The Limits of Biomedical Ethics and the Specific Role of Phenomenology in Biomedical Ethics


Let me first begin by expressing two general reservations I have long held about the project of applied philosophy in general.
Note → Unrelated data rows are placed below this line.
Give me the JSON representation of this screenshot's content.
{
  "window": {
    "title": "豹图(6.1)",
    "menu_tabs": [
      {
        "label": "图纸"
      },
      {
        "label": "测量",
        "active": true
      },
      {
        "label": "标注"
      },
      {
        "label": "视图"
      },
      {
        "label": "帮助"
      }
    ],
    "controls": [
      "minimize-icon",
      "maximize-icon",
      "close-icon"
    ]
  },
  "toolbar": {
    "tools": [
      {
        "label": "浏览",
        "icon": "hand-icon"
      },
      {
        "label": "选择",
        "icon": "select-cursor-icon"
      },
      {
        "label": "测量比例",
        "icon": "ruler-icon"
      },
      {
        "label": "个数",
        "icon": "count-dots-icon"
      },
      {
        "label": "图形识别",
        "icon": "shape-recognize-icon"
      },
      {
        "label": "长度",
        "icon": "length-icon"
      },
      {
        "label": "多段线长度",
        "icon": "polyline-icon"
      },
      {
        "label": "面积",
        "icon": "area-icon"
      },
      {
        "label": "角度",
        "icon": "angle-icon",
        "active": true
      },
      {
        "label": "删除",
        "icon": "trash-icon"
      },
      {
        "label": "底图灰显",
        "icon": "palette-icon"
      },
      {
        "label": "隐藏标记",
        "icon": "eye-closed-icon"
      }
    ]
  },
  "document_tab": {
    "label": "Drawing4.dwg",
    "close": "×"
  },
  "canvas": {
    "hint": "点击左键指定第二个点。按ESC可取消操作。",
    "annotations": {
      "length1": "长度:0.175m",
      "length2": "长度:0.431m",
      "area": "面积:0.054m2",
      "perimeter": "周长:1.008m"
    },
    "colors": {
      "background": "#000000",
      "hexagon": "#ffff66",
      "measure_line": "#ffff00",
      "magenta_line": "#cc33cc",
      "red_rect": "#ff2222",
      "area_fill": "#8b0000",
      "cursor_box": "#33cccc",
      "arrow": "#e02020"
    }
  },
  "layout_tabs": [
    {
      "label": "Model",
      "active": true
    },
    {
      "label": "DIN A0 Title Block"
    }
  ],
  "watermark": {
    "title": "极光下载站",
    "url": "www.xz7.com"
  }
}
These have to do not just with applications of philosophy to the sphere of medical decision-making and to debates about public policy or regulations that concern the development and practice of medical treatments and technologies, but to the project of applied philosophy in general—and most especially to that project as it is very often practiced in philosophical debates couched in the language and using the concepts and techniques of Anglo-American analytical philosophy.

Publication Title

Philosophy and Medicine